Digging Into Women’s Health Issues in Mississippi

March 11, 2024


Women’s History Month brings important attention to the health challenges faced by women and girls everywhere. At Fact Not Fiction, our mission is to make facts and education about sex easier to access so teens and young adults can make more informed decisions about their health. In this article, we’re digging into some of the challenges women and teens face when it comes to staying safe (while also offering solutions!).


Healthcare Deserts

According to a 2022 report from March of Dimes, more than half of the counties in Mississippi are considered healthcare deserts. A healthcare desert is an area within a county or state where residents lack access to pharmacies, hospitals, health centers, or other health providers. This can make it harder for women, especially those with low income or from marginalized communities, to get proper health screenings or access birth control, contributing to increased rates of unwanted pregnancy and STIs.

Fortunately, there are resources you can use to get the care you need. FNF has an online clinic finder with a search tool you can use to see what clinics are in your area. 

If a clinic is too far away, you can get birth control mailed to your house using Twentyeight Health’s online services (available for people aged 13 to 49). If you’re over the age of 18, you can fill out their online survey, meet with a provider to review your prescription or write a new one, and get your BC mailed to you within 3-5 business days. 

If you’re under the age of 18, you’ll need to first get your parent’s consent as part of Mississippi’s state law requirements and then follow the same steps to get your BC. 

Stigmatizing Culture

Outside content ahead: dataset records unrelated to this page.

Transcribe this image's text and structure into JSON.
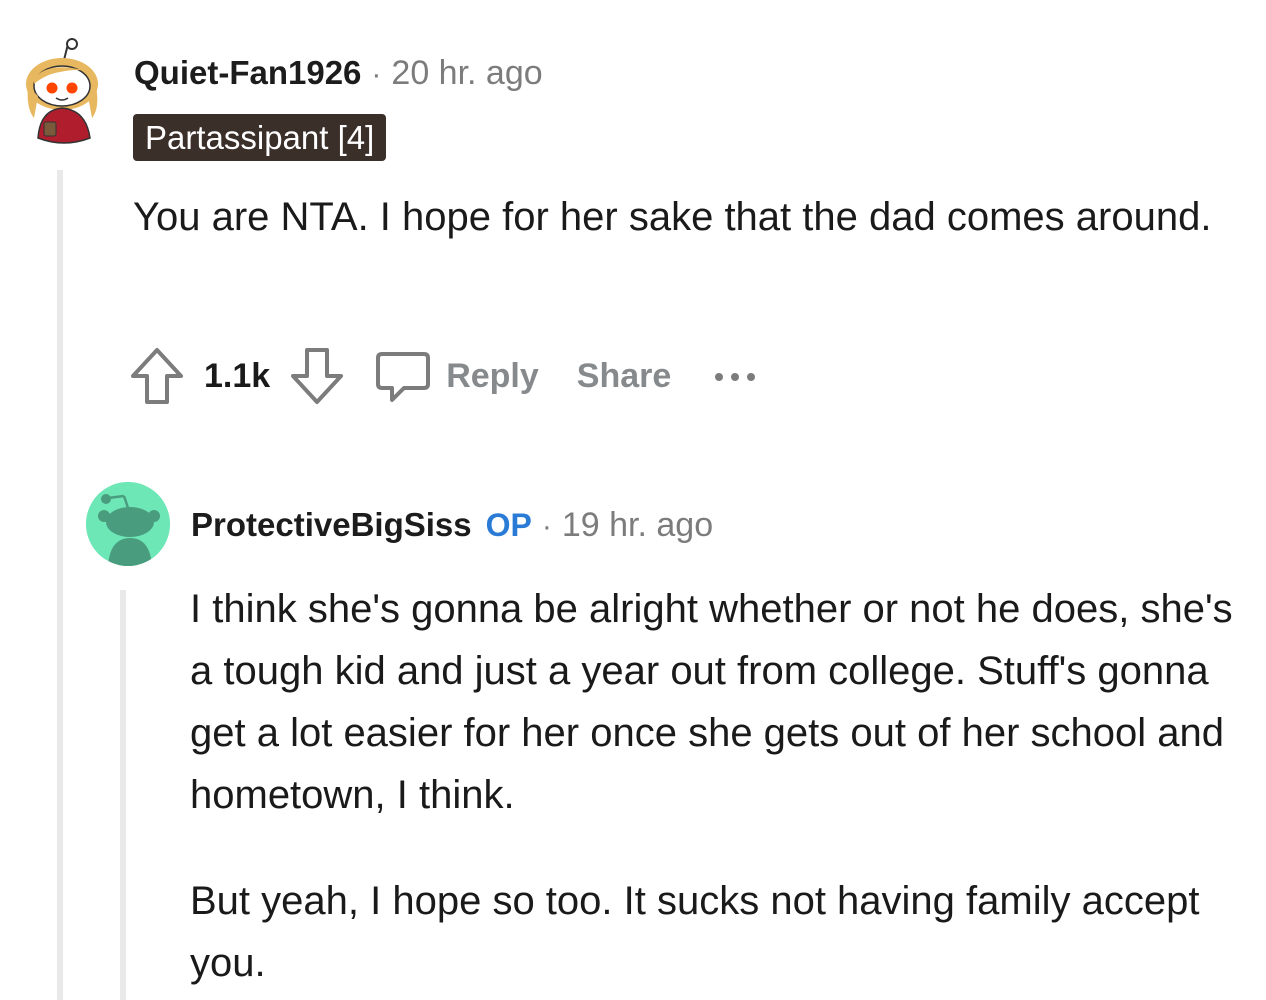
{
  "comment1": {
    "username": "Quiet-Fan1926",
    "separator": "·",
    "time": "20 hr. ago",
    "flair": "Partassipant [4]",
    "body": "You are NTA. I hope for her sake that the dad comes around.",
    "score": "1.1k",
    "reply_label": "Reply",
    "share_label": "Share",
    "more_label": "•••"
  },
  "comment2": {
    "username": "ProtectiveBigSiss",
    "op_badge": "OP",
    "separator": "·",
    "time": "19 hr. ago",
    "body_p1": "I think she's gonna be alright whether or not he does, she's a tough kid and just a year out from college. Stuff's gonna get a lot easier for her once she gets out of her school and hometown, I think.",
    "body_p2": "But yeah, I hope so too. It sucks not having family accept you."
  },
  "colors": {
    "op_accent": "#2a7bd6",
    "flair_bg": "#3b2f2a",
    "muted_text": "#7c7c7c",
    "action_gray": "#878a8c",
    "avatar2_bg": "#6ee7b7",
    "thread_line": "#e9e9ea"
  },
  "icons": {
    "upvote": "upvote-arrow-icon",
    "downvote": "downvote-arrow-icon",
    "reply": "speech-bubble-icon",
    "more": "ellipsis-icon"
  }
}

Why is there such an “ick” around talking about sex? Why do some women feel shame when talking about their sexual experiences with a partner or doctor? Well, thank purity culture for that. 

We’ve discussed purity culture in our post about teen pregnancy (highly recommended!), but it’s worth mentioning again. Purity culture stems from a set of cultural beliefs that emphasize abstinence before marriage, resulting in more emphasis on abstinence-only education. Comprehensive, fact-based sex education is so important in changing this culture because it opens the door for dialogue and genuine understanding. 

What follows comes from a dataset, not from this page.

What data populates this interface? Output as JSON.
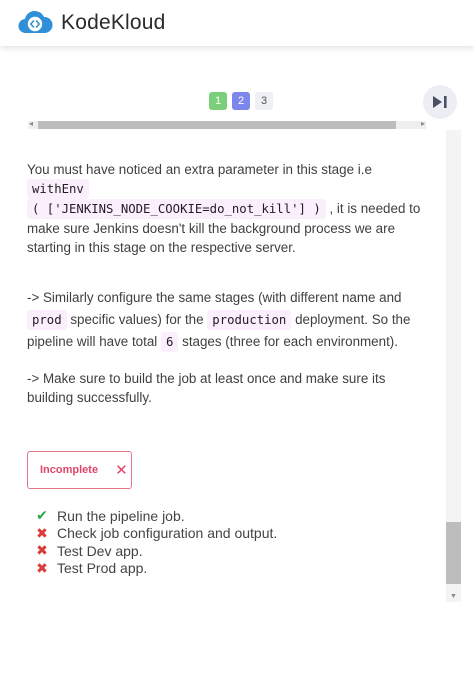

When people have a better understanding of sex, contraception, and their own bodies, they are less likely to stigmatize. Plus, this kind of sex ed gives teens the tools they need to stay safe and make more informed decisions. Because the fact is–Mississippi teens are having sex! 

Here are some findings from the CDC’s Youth Risk Behavior Survey (YRBS). The Mississippi teens surveyed were between the ages of 14 and 18: 

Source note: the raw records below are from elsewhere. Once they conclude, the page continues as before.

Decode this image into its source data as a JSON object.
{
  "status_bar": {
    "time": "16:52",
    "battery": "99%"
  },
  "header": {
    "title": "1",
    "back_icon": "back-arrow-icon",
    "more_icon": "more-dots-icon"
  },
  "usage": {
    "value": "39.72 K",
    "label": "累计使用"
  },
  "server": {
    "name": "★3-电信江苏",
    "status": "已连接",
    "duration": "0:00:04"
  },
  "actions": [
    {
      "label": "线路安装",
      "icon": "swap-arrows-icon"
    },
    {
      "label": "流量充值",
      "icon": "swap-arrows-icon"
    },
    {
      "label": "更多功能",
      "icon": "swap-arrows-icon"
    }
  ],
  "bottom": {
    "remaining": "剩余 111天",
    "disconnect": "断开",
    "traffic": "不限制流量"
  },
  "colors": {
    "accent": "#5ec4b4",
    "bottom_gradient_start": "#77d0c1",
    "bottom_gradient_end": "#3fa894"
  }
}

  • Over 36% of surveyed teens had already had sex once in their lifetime
  • 24% were sexually active (by the survey’s definition: had sexual intercourse with at least one person, during the 3 months before the survey). 
  • Of those sexually active: 
    • 81% did not use birth control prior to sex, and 53% did not use condoms.
  • Over 90% of teens had not been tested for STDs during the year prior to completing the survey.

Healthier Teens Make a Healthier Mississippi

The fact is: healthier teens create a healthier state. Raising awareness around the barriers to care creates a plan of action we can all implement for the benefit of Mississippi women. 

Feeling motivated to learn more and get started on your health goals? Check out our expert’s answers and debunked sex myths to get started.

Digging Into Women’s Health Issues in Mississippi - Fact Not Fiction